- INPUT RECORDS:
※ ※ ※

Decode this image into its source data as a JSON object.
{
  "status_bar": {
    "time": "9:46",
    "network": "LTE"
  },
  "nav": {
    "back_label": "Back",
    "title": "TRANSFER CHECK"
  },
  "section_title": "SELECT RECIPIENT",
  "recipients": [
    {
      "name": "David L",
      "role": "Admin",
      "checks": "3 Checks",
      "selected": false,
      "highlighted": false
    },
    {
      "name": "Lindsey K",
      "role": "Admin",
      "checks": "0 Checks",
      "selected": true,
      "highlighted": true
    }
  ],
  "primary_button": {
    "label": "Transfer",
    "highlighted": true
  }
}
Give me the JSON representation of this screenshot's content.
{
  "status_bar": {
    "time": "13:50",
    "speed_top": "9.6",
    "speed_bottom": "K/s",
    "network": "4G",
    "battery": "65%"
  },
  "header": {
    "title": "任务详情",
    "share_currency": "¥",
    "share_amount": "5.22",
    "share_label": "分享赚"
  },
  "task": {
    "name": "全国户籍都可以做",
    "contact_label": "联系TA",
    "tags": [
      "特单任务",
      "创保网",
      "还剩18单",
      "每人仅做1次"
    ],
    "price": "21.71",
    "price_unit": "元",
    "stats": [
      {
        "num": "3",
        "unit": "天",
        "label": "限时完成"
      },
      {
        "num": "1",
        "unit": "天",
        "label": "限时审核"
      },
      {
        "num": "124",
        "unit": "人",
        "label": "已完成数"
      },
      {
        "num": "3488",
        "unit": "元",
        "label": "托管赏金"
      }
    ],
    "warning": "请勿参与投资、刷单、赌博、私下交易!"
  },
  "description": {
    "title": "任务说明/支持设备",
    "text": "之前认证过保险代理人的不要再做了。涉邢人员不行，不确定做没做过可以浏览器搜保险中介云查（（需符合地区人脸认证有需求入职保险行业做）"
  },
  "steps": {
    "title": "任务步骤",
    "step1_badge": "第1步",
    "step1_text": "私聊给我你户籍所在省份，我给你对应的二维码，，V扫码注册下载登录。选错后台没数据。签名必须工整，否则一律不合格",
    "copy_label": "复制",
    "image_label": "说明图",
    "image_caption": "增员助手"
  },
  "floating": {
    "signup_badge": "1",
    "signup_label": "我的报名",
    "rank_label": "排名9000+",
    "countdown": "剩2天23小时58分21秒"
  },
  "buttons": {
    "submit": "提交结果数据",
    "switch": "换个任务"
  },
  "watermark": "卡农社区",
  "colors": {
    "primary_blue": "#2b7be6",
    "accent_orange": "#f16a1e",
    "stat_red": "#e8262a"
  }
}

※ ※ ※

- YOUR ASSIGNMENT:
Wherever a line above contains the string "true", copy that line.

- SOLUTION:
      "selected": true,
      "highlighted": true
    "highlighted": true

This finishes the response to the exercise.